  8. As the machine is very hot, using oven mitts, carefully pick up the donut hole maker and flip it over onto its front side, onto a heat-safe surface.  This is the secret to having nice, uniform, evenly round and browned results.
  9. After four minutes, unplug the donut hole maker, and flip it back over onto its back.  Let it continue to cook for three more minutes.  There is enough residual heat to continue the cooking process, without over-browning the outside edges.
  10. After three minutes, carefully open the machine, and transfer the donut holes to a cooling rack.  Allow to cool fully before attempting to frost and decorate.
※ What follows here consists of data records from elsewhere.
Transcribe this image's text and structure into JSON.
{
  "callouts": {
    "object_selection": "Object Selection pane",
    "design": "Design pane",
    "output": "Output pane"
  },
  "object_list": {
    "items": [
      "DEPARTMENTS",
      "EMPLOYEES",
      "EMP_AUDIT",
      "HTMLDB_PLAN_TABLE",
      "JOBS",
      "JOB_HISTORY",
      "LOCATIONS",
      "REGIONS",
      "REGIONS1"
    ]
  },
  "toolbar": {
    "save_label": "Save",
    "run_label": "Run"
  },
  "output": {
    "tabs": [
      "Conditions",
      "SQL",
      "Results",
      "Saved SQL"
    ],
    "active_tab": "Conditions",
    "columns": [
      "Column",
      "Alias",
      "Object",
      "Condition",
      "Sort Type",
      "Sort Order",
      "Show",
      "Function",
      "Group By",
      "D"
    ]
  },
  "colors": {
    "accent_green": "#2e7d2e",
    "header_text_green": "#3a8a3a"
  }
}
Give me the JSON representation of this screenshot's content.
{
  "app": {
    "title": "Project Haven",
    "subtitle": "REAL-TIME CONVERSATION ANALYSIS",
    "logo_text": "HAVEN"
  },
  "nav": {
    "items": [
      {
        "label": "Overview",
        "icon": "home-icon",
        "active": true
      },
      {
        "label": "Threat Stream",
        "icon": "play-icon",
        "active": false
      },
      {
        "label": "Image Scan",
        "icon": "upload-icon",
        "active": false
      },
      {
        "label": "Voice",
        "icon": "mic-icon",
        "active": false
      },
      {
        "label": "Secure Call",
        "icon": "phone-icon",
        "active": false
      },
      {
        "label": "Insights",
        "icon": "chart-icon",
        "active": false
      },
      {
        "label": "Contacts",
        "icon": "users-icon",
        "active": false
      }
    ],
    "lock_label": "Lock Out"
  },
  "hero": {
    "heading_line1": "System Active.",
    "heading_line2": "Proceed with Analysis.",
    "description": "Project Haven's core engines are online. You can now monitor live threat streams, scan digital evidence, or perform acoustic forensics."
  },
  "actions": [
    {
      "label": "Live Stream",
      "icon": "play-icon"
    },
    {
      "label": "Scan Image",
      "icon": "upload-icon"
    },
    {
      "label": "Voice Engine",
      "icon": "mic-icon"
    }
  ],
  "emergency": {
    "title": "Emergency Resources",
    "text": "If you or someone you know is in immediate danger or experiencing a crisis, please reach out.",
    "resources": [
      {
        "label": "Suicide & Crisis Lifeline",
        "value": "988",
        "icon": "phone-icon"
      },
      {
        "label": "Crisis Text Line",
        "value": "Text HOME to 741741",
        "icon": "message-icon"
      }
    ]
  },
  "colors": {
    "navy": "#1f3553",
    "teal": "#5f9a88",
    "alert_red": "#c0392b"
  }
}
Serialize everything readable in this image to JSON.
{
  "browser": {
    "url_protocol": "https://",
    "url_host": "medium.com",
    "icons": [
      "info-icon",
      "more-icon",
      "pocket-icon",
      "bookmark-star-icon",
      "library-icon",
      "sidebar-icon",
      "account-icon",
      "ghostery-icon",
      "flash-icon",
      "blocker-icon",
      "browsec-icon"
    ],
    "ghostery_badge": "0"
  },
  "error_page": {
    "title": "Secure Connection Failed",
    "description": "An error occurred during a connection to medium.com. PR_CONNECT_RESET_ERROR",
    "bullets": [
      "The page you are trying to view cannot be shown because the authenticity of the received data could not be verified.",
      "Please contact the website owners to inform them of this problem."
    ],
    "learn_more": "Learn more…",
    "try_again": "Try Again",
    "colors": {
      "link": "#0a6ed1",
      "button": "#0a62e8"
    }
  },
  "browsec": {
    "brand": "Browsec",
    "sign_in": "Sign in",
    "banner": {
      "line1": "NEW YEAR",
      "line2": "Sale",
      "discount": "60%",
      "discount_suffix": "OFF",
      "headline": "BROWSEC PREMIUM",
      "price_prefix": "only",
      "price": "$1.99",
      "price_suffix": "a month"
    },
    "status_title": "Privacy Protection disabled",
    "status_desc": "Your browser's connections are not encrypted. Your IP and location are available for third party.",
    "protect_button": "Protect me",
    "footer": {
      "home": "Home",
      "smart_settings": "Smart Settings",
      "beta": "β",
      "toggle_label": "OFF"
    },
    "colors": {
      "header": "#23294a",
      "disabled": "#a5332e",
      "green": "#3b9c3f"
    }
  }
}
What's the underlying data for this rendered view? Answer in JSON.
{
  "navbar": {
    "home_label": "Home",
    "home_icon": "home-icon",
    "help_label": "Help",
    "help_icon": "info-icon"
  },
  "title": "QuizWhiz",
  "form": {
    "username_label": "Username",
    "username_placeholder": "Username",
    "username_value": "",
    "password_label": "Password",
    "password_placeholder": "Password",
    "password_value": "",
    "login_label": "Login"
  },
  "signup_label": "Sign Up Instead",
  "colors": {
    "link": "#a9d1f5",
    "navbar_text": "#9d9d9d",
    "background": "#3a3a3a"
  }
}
  11. While donut holes are cooling, prepare the glaze and toppings.
  12. To make the glaze, in a small bowl, combine butter/coconut oil/ghee with powdered sugar, incorporating half a tablespoon of powdered sugar at a time, mixing thoroughly.
  13. Add water incrementally, to form a smooth, slightly runny paste.
  14. Dip cooled donut holes in glaze and decorate with sprinkles and/or cinnamon-sugar blend.
Our first batch of these holiday donut holes turned out great, and we can't wait to make more to share with our friends and family.  We certainly hope you will, too!

Happy Holidays to you and yours!